ConCourt dismisses Mkhwebane’s rescission application
Apex court says ‘no case’ has been made for it to reverse its judgment on parliament’s impeachment rules
The Constitutional Court has dismissed public protector Busisiwe Mkhwebane's application to rescind, or reverse, the judgment that cleared the way for an impeachment process against her in parliament.
In a unanimous order from nine justices, the apex court said her application did not establish any rescindable errors in the judgment.
“There are also no exceptional circumstances that warrant the rescission of the judgment,” said the court.
“Therefore the court has concluded that the application should be dismissed, as no case has been made out for rescission.”
It added there had been no reason for it to issue directions calling for written submissions or answering affidavits before making its order.
On the same day, the Constitutional Court responded to a letter from Mkhwebane's attorneys about the infamous text message, which “on very good authority” predicted the outcome of the rescission application.
The message was sent on April 24 to counsel for the speaker of parliament Andrew Breitenbach in a separate but related case in the Western Cape High Court. It said: “Hello Adv Breytenbach [sic], Re: The public protector case tomorrow. I have it on very good authority that the [Constitutional Court] has declined to hear the public protector’s rescission application. The decision will be made known some time this coming week, but not later than Friday. I thought I’d share this with you on a strictly confidential basis. Thanks.”

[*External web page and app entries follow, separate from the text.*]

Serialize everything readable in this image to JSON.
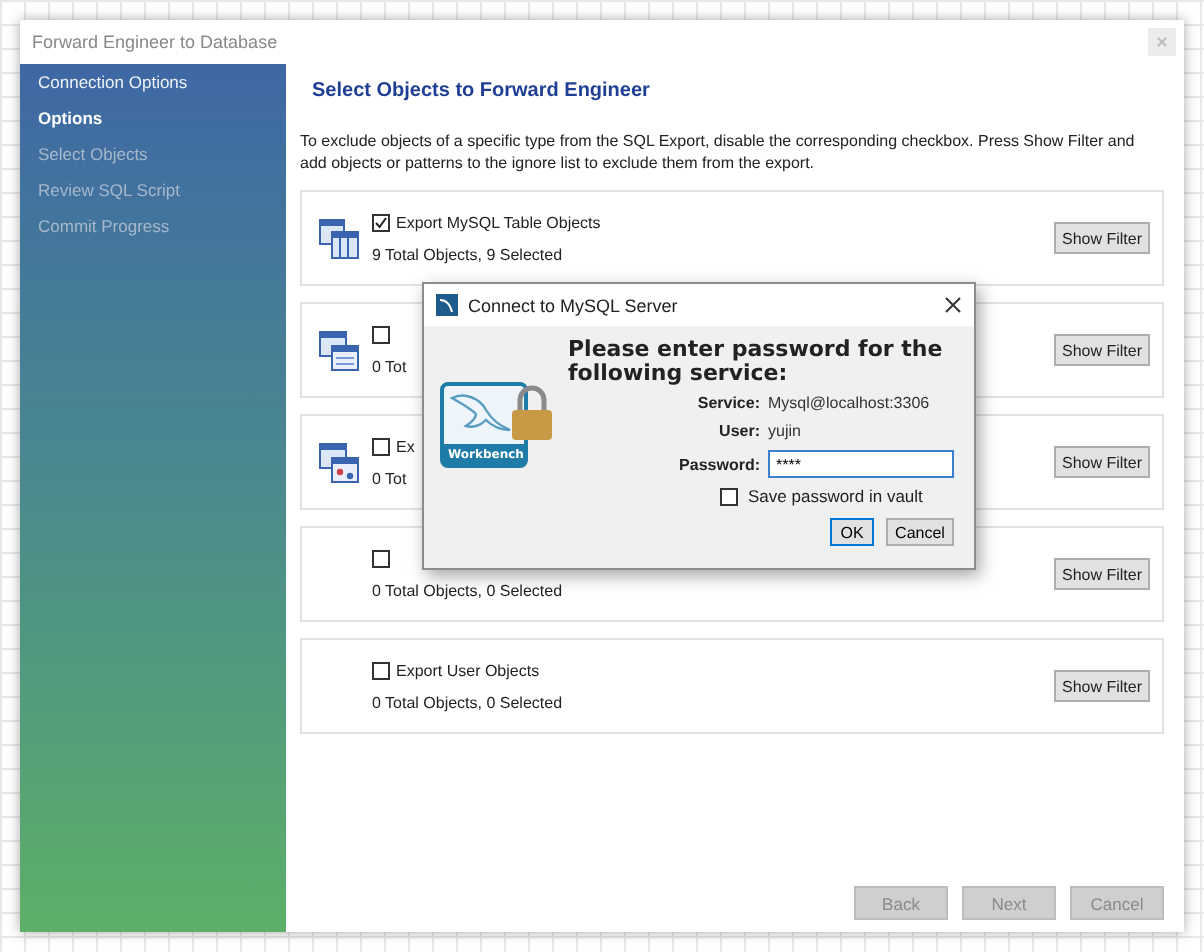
{
  "window": {
    "title": "Forward Engineer to Database"
  },
  "sidebar": {
    "items": [
      {
        "label": "Connection Options",
        "selected": false,
        "disabled": false
      },
      {
        "label": "Options",
        "selected": true,
        "disabled": false
      },
      {
        "label": "Select Objects",
        "selected": false,
        "disabled": true
      },
      {
        "label": "Review SQL Script",
        "selected": false,
        "disabled": true
      },
      {
        "label": "Commit Progress",
        "selected": false,
        "disabled": true
      }
    ]
  },
  "heading": "Select Objects to Forward Engineer",
  "description": "To exclude objects of a specific type from the SQL Export, disable the corresponding checkbox. Press Show Filter and add objects or patterns to the ignore list to exclude them from the export.",
  "object_groups": [
    {
      "label": "Export MySQL Table Objects",
      "checked": true,
      "count": "9 Total Objects, 9 Selected",
      "button": "Show Filter"
    },
    {
      "checked": false,
      "count": "0 Tot",
      "button": "Show Filter"
    },
    {
      "label": "Ex",
      "checked": false,
      "count": "0 Tot",
      "button": "Show Filter"
    },
    {
      "checked": false,
      "count": "0 Total Objects, 0 Selected",
      "button": "Show Filter"
    },
    {
      "label": "Export User Objects",
      "checked": false,
      "count": "0 Total Objects, 0 Selected",
      "button": "Show Filter"
    }
  ],
  "buttons": [
    {
      "label": "Back",
      "disabled": true
    },
    {
      "label": "Next",
      "disabled": true
    },
    {
      "label": "Cancel",
      "disabled": true
    }
  ],
  "password_dialog": {
    "title": "Connect to MySQL Server",
    "logo_text": "Workbench",
    "message": "Please enter password for the following service:",
    "fields": [
      {
        "label": "Service:",
        "value": "Mysql@localhost:3306",
        "kind": "text"
      },
      {
        "label": "User:",
        "value": "yujin",
        "kind": "text"
      },
      {
        "label": "Password:",
        "value": "****",
        "kind": "input"
      }
    ],
    "save_password": {
      "label": "Save password in vault",
      "checked": false
    },
    "buttons": [
      {
        "label": "OK",
        "default": true
      },
      {
        "label": "Cancel",
        "default": false
      }
    ]
  }
}
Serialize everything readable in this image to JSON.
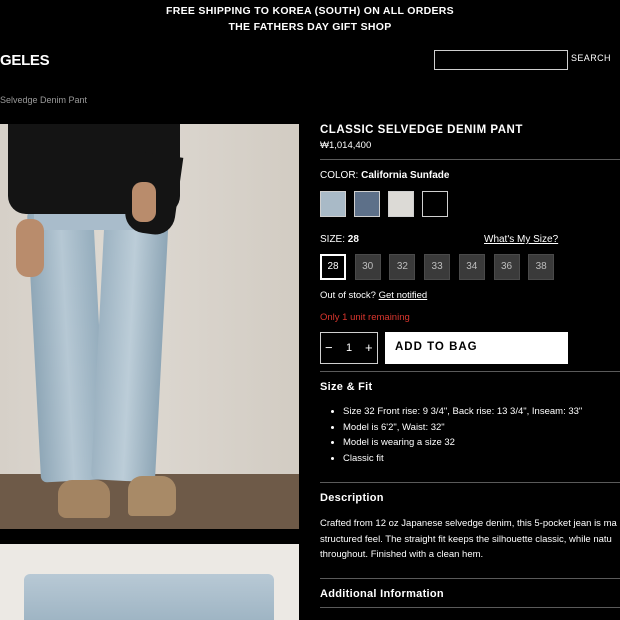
{
  "banner": {
    "line1": "FREE SHIPPING TO KOREA (SOUTH) ON ALL ORDERS",
    "line2": "THE FATHERS DAY GIFT SHOP"
  },
  "header": {
    "logo": "GELES",
    "search_placeholder": "",
    "search_button": "SEARCH"
  },
  "breadcrumb": "Selvedge Denim Pant",
  "product": {
    "name": "CLASSIC SELVEDGE DENIM PANT",
    "price": "₩1,014,400",
    "color_label": "COLOR:",
    "color_value": "California Sunfade",
    "swatches": [
      {
        "name": "California Sunfade",
        "hex": "#a9bac7"
      },
      {
        "name": "Dark Blue",
        "hex": "#5d7089"
      },
      {
        "name": "Natural",
        "hex": "#dcdad6"
      },
      {
        "name": "Black",
        "hex": "#000000"
      }
    ],
    "size_label": "SIZE:",
    "size_value": "28",
    "size_guide": "What's My Size?",
    "sizes": [
      "28",
      "30",
      "32",
      "33",
      "34",
      "36",
      "38"
    ],
    "out_of_stock": "Out of stock?",
    "get_notified": "Get notified",
    "remaining": "Only 1 unit remaining",
    "quantity": "1",
    "qty_minus": "−",
    "qty_plus": "+",
    "add_to_bag": "ADD TO BAG"
  },
  "size_fit": {
    "title": "Size & Fit",
    "items": [
      "Size 32 Front rise: 9 3/4\", Back rise: 13 3/4\", Inseam: 33\"",
      "Model is 6'2\", Waist: 32\"",
      "Model is wearing a size 32",
      "Classic fit"
    ]
  },
  "description": {
    "title": "Description",
    "lines": [
      "Crafted from 12 oz Japanese selvedge denim, this 5-pocket jean is ma",
      "structured feel. The straight fit keeps the silhouette classic, while natu",
      "throughout. Finished with a clean hem."
    ]
  },
  "additional": {
    "title": "Additional Information"
  },
  "colors": {
    "accent_red": "#d9362e"
  }
}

There are no exceptional circumstances that warrant the rescission of the judgmentConstitutional Court ruling
When Mkhwebane's lawyers wrote to the Constitutional Court to ask whether the contents of the SMS were true, the apex court said the matter was being investigated and that “the outcome of the application for direct access and rescission will be communicated to the parties when the court has finalised its processes and made its decision”.
This did not satisfy Mkhwebane, who wrote a lengthy response asking detailed questions about the nature of the investigation and expressing anxiety that it “sounds like an indirect confirmation of some of the information illegally communicated”.
One of the questions asked was whether it was permissible to reach an “outcome” without the chief justice issuing directions.
Friday's letter from the apex court was a terse one: “Please be advised that the court reiterates its response dated April 29 and in that regard will not engage in correspondence of this nature with a litigant.”
Would you like to comment on this article or view other readers' comments?
Register (it’s quick and free) or sign in now.
Please read our Comment Policy before commenting.